Brim offered three flavours of the Brim Financial MasterCard, which it tabbed as Canada’s first and only non-banked credit card:
- Brim Basic – No annual fee, no frills, 1 point for every dollar spent
- Brim World – $99 annual fee, better insurance coverage, airport lounge access, 1.5 points for every dollar spent
- Brim World Elite – $199 annual fee, World Elite insurance coverage, airport lounge access, 2 points for every dollar spent
The company started accepting applications in February, 2018 with a plan to launch in March, 2018. A slick website showed the potential for customers to earn big rewards, including 5x points on travel and ‘surge multipliers’ at participating retailers. Thousands of Canadians signed up and waited …. and waited.
Meanwhile, as applicants waited for launch, several other red flags started to pop-up. One user claims he received a call from Brim asking for three pieces of identification to be sent via email for verification.
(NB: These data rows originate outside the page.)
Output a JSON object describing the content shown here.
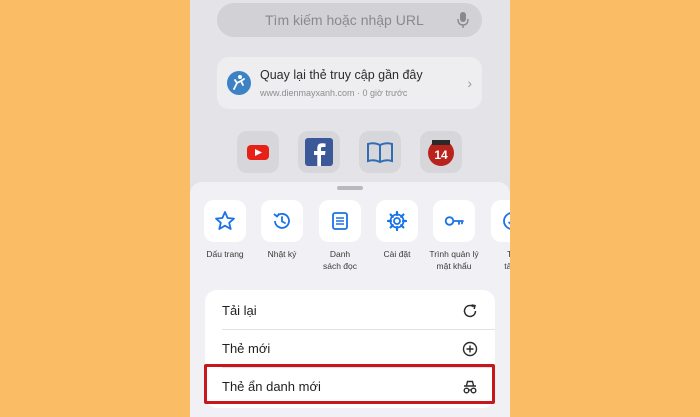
{
  "search": {
    "placeholder": "Tìm kiếm hoặc nhập URL"
  },
  "recent_tabs": {
    "title": "Quay lại thẻ truy cập gần đây",
    "subtitle": "www.dienmayxanh.com · 0 giờ trước"
  },
  "shortcuts": [
    {
      "name": "youtube"
    },
    {
      "name": "facebook"
    },
    {
      "name": "reading"
    },
    {
      "name": "kenh14",
      "badge": "14"
    }
  ],
  "actions": [
    {
      "label": "Dấu trang",
      "icon": "star-icon"
    },
    {
      "label": "Nhật ký",
      "icon": "history-icon"
    },
    {
      "label": "Danh\nsách đọc",
      "icon": "reading-list-icon"
    },
    {
      "label": "Cài đặt",
      "icon": "gear-icon"
    },
    {
      "label": "Trình quản lý\nmật khẩu",
      "icon": "key-icon"
    },
    {
      "label": "Tệ\ntải x",
      "icon": "download-icon"
    }
  ],
  "menu": [
    {
      "label": "Tải lại",
      "icon": "reload-icon"
    },
    {
      "label": "Thẻ mới",
      "icon": "plus-circle-icon"
    },
    {
      "label": "Thẻ ẩn danh mới",
      "icon": "incognito-icon"
    }
  ],
  "colors": {
    "background": "#fbbc66",
    "accent": "#1a73e8",
    "highlight": "#c8161d"
  }
}
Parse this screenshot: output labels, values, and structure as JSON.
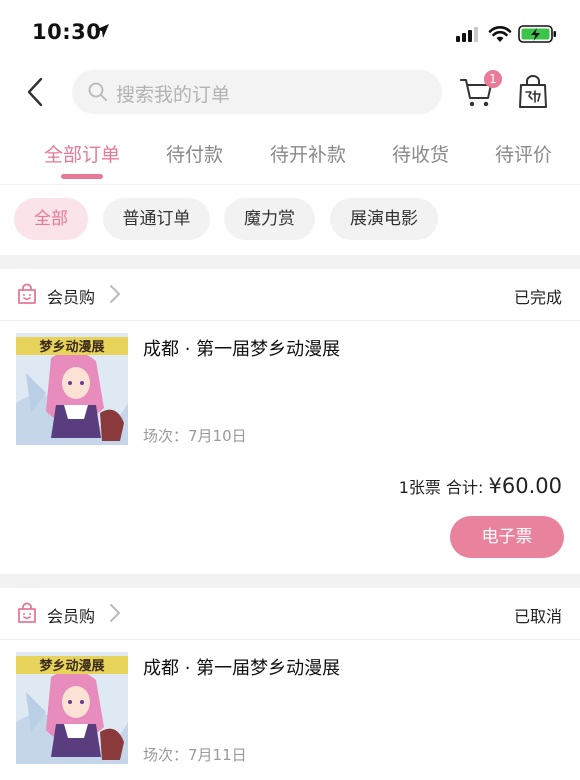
{
  "status_bar": {
    "time": "10:30"
  },
  "search": {
    "placeholder": "搜索我的订单"
  },
  "cart": {
    "badge": "1"
  },
  "tabs": [
    {
      "label": "全部订单",
      "active": true
    },
    {
      "label": "待付款"
    },
    {
      "label": "待开补款"
    },
    {
      "label": "待收货"
    },
    {
      "label": "待评价"
    }
  ],
  "filters": [
    {
      "label": "全部",
      "active": true
    },
    {
      "label": "普通订单"
    },
    {
      "label": "魔力赏"
    },
    {
      "label": "展演电影"
    }
  ],
  "orders": [
    {
      "shop": "会员购",
      "status": "已完成",
      "title": "成都 · 第一届梦乡动漫展",
      "session": "场次：7月10日",
      "count": "1张票 合计:",
      "price": "¥60.00",
      "action": "电子票",
      "poster_text": "梦乡动漫展"
    },
    {
      "shop": "会员购",
      "status": "已取消",
      "title": "成都 · 第一届梦乡动漫展",
      "session": "场次：7月11日",
      "poster_text": "梦乡动漫展"
    }
  ],
  "colors": {
    "accent": "#e77896",
    "accent_soft": "#fbe3ea",
    "button": "#e8829d"
  }
}
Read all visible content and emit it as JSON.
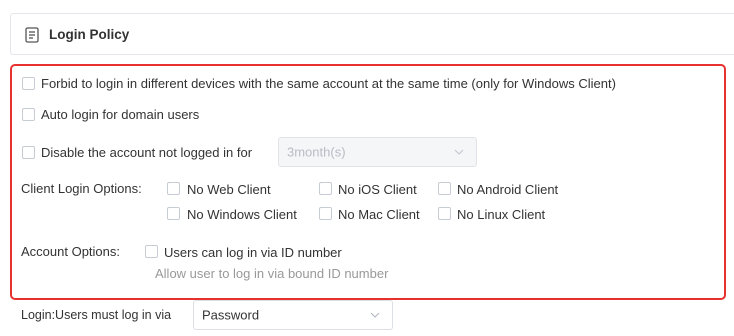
{
  "section": {
    "title": "Login Policy",
    "icon": "document-list-icon"
  },
  "options": {
    "forbid_multi_device": "Forbid to login in different devices with the same account at the same time (only for Windows Client)",
    "auto_login_domain": "Auto login for domain users",
    "disable_inactive": "Disable the account not logged in for",
    "disable_period_value": "3month(s)"
  },
  "client_login": {
    "label": "Client Login Options:",
    "items": [
      "No Web Client",
      "No iOS Client",
      "No Android Client",
      "No Windows Client",
      "No Mac Client",
      "No Linux Client"
    ]
  },
  "account_options": {
    "label": "Account Options:",
    "id_login": "Users can log in via ID number",
    "id_login_hint": "Allow user to log in via bound ID number"
  },
  "login_method": {
    "label": "Login:Users must log in via",
    "value": "Password"
  },
  "colors": {
    "highlight_frame": "#e8312f",
    "border": "#dcdfe6",
    "text": "#333333",
    "muted": "#999999"
  }
}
Others were asked to have a signing agent such as a lawyer or doctor issue a note verifying their identity. Strange, indeed, but perhaps a sign that Brim had finally started to process these applications.
Then some of the original claims inside Brim’s terms and conditions started to change or become more clear. The Brim World Elite MasterCard, once advertised with a $129 annual fee, suddenly increased its fee to $199/year.
A member of the Red Flag Deals forum, which has a massive thread on Brim Financial, noticed an update to its foreign currency conversion:
“For foreign currency transactions, the rate will be the exchange rate posted by Brim on its Website on each business day and applied at the time of the posting of the Transaction.”
What that means is, unlike other banks and credit card issuers, Brim will not use MasterCard’s spot-rate on foreign currency but instead use its own exchange rate. It’s fair to ask whether Brim’s 0% foreign transaction fee is just a marketing ploy if its exchange rate ends up being higher than MasterCard’s spot-rate?
In another thread, this time on Reddit Personal Finance Canada, a user pointed out Brim’s 0% on instalment plans actually included some pretty hefty financing charges. Personal finance blogger Michael James does the math and estimates the ‘fees’ on these 12-24 month instalment loans can be as high as 19.4% – 26.9%!
Brim Financial: Failure to Launch
As of today (July 3rd, 2018) not one user has received a card. The phrase “coming soon” is scrawled all over Brim’s website. Brim Travel – coming soon. Brim on the go (mobile app) – coming soon.
Meanwhile, the company has unveiled a smattering of partnerships where users can earn extra points at Amazon, Netflix, Spotify, and Uber Eats. It’s enough to keep customers intrigued and eagerly waiting to see an actual product rather than a bunch of marketing and hype.
As Barry Choi writes, what the F is going on with Brim Financial?
Applicants have a right to be concerned about their privacy and what exactly Brim is doing with their applications after all these months. Hopefully there is a good ending to this story and Brim finally puts out a product that lives up to the hype.
Until that day, I say avoid Brim Financial. I’d like to see a proven track record before I hand over my personal information to this fledgling start-up. Too many red flags for my liking.
In the meantime, check out these three (legit) credit cards that do not charge foreign currency conversion fees.